DATA >>
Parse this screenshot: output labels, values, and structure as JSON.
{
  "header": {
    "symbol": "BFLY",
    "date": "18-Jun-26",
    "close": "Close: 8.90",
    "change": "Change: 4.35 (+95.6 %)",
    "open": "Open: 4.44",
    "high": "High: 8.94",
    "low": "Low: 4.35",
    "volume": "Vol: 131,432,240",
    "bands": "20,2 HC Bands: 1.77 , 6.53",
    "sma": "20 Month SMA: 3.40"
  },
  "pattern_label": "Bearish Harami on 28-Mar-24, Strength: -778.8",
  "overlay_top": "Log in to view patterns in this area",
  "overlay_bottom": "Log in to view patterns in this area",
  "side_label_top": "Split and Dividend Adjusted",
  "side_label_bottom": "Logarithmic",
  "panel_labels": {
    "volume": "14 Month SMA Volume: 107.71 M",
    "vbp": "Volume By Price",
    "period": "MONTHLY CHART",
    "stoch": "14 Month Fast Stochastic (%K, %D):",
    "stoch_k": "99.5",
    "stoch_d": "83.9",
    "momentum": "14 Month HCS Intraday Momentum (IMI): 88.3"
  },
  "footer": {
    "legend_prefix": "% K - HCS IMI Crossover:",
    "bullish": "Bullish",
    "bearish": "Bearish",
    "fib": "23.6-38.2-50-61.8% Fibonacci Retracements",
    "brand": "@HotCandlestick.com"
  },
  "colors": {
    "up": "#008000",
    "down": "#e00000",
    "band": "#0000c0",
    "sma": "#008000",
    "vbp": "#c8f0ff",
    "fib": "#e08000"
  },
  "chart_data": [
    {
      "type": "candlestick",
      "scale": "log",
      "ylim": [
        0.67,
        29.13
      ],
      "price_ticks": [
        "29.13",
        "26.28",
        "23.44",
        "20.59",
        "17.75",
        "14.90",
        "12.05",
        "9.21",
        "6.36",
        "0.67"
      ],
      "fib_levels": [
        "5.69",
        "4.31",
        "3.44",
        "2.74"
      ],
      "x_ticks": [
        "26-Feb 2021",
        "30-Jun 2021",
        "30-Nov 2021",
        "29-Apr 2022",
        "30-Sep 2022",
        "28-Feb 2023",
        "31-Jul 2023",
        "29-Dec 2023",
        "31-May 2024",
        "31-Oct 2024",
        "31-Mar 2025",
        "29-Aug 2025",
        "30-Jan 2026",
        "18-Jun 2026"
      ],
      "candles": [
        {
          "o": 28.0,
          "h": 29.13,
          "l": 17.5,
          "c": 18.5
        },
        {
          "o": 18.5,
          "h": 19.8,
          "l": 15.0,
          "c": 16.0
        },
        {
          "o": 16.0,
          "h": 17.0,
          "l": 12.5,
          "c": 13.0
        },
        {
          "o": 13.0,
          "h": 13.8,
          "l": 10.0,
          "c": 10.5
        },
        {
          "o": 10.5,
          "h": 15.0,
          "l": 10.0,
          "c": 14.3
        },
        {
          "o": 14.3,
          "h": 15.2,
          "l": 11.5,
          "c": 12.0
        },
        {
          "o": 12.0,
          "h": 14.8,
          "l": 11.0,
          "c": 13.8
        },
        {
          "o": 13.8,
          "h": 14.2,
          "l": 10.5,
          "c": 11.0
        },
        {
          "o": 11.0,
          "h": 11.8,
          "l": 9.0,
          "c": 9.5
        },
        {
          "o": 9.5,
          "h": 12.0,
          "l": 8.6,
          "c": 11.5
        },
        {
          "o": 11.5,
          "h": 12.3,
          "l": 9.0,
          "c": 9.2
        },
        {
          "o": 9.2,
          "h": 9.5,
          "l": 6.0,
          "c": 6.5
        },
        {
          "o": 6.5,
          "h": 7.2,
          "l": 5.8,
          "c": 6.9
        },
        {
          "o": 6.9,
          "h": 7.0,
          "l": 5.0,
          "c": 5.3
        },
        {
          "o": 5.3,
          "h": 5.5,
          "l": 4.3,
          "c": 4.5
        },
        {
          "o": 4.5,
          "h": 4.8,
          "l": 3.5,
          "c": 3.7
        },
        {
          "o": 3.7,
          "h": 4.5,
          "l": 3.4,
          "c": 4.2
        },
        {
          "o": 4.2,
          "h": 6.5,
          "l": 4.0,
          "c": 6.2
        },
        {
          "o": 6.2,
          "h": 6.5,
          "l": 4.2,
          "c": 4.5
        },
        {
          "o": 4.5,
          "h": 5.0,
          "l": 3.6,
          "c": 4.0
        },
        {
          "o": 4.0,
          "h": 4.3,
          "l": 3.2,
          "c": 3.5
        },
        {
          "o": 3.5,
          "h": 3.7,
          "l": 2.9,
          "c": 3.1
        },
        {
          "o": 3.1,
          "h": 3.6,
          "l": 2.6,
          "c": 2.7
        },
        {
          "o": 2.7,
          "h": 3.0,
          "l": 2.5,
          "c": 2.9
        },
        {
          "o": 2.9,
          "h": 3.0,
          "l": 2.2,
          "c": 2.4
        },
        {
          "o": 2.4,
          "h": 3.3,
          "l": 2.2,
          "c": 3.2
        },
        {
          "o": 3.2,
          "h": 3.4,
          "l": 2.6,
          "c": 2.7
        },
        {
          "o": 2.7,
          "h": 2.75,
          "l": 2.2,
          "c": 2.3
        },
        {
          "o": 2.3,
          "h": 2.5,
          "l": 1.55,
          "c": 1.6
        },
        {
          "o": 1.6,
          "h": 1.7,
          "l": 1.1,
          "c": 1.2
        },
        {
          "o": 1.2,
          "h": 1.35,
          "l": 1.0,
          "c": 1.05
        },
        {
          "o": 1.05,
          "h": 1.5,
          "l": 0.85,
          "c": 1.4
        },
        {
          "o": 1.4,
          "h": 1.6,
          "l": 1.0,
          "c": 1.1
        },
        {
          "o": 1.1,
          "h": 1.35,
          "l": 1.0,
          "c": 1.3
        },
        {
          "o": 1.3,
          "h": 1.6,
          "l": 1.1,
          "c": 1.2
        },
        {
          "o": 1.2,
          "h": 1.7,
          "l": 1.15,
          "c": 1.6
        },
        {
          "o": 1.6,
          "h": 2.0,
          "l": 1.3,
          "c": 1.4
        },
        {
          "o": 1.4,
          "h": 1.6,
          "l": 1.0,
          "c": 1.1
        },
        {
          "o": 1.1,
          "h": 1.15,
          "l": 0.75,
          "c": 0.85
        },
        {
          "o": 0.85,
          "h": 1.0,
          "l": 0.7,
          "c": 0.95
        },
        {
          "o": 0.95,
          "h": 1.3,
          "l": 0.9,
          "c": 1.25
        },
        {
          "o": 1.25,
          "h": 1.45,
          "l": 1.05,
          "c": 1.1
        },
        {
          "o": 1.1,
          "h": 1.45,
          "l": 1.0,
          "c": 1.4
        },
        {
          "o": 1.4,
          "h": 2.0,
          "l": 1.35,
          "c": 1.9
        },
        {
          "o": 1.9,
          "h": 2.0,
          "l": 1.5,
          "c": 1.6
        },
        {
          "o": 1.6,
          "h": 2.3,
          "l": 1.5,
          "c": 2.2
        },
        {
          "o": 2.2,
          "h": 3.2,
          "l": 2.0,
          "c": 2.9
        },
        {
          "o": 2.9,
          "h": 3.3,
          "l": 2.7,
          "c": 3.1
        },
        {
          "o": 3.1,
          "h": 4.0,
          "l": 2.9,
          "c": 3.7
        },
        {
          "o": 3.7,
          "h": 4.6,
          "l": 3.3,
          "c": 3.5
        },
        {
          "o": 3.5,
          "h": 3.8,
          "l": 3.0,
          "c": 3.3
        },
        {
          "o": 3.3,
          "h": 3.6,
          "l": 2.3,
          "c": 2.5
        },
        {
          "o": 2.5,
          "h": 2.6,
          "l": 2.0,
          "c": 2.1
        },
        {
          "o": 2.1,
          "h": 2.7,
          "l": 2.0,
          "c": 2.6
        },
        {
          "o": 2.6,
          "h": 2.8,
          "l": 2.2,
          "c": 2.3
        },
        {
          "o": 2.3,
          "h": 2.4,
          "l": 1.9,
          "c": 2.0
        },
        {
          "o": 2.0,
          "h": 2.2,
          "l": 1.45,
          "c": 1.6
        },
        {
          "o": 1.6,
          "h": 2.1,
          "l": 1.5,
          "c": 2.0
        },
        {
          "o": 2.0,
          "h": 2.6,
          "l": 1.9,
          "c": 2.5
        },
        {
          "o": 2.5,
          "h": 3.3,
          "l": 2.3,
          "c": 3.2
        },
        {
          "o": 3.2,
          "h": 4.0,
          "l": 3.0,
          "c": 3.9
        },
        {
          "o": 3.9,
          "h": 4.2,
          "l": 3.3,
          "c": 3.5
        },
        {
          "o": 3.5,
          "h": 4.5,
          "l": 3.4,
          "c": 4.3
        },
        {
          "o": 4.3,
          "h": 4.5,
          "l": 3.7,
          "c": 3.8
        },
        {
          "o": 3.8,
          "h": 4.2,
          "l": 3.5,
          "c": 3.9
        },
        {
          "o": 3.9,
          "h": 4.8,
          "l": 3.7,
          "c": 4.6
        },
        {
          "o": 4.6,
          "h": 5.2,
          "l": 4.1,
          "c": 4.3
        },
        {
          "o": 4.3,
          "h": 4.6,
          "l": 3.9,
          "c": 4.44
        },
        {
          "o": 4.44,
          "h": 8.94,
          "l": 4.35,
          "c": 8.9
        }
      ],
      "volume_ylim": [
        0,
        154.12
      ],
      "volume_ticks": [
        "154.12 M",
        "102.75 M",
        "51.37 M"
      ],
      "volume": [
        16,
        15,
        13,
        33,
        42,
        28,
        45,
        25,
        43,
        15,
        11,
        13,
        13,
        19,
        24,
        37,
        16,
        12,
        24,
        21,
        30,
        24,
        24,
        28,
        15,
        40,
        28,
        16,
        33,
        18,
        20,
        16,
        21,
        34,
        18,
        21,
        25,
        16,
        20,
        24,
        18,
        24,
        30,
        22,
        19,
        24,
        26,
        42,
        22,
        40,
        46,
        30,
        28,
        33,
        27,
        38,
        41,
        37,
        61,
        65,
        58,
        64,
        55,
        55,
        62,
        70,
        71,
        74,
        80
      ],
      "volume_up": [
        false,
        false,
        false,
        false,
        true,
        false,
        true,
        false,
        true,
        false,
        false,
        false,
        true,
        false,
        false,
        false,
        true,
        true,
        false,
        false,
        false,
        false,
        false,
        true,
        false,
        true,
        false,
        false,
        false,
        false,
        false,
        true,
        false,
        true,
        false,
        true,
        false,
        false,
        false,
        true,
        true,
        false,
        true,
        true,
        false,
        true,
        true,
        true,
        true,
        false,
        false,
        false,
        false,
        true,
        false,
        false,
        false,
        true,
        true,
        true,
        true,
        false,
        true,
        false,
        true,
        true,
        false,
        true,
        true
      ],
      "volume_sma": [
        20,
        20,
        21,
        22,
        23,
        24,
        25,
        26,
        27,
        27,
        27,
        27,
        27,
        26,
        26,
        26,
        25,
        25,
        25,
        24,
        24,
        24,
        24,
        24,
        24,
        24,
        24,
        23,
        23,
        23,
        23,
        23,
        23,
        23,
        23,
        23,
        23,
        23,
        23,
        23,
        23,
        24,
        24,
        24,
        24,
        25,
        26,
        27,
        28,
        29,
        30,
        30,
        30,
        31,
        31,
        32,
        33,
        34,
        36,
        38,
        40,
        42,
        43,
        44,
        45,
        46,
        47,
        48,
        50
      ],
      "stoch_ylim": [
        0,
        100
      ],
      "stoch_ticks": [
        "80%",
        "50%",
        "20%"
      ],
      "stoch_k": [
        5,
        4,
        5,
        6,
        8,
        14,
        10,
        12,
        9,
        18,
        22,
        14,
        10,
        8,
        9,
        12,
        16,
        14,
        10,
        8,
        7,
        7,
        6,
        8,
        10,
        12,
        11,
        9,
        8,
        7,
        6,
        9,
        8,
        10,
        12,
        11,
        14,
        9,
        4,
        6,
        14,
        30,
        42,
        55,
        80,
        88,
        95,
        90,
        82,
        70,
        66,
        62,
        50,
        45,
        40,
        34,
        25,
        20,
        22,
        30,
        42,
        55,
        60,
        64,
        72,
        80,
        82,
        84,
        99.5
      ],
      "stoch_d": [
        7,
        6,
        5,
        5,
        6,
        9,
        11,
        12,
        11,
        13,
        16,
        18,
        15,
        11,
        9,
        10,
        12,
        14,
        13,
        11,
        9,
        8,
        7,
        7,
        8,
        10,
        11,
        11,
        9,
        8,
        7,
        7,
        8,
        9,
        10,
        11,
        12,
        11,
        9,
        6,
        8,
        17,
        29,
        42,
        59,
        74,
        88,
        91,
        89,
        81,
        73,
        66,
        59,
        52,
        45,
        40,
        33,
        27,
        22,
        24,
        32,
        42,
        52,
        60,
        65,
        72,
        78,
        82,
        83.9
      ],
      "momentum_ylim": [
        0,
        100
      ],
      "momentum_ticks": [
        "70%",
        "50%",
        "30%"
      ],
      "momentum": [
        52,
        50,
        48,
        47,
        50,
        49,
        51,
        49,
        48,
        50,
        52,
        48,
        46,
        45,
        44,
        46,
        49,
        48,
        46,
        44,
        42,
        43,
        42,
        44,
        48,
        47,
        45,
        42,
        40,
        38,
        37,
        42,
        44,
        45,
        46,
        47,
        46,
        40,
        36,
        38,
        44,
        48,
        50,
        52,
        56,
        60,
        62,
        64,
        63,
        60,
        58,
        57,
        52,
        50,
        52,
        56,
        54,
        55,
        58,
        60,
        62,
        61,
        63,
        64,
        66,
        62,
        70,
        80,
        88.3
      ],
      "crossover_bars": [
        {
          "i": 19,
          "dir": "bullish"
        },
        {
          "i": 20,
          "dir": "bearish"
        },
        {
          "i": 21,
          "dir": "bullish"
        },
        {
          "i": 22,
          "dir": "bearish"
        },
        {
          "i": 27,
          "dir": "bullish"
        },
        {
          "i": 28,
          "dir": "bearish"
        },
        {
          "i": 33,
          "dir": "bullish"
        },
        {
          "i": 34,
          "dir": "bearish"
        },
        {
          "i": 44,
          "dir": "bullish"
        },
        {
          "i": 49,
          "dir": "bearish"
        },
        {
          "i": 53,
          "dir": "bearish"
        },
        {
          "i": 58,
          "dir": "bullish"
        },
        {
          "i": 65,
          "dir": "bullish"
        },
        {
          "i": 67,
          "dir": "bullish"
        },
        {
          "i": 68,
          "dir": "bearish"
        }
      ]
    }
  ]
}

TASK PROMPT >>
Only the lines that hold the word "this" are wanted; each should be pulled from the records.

EXERCISE RESULT >>
Parse this screenshot: output labels, values, and structure as JSON.
  "overlay_top": "Log in to view patterns in this area",
  "overlay_bottom": "Log in to view patterns in this area",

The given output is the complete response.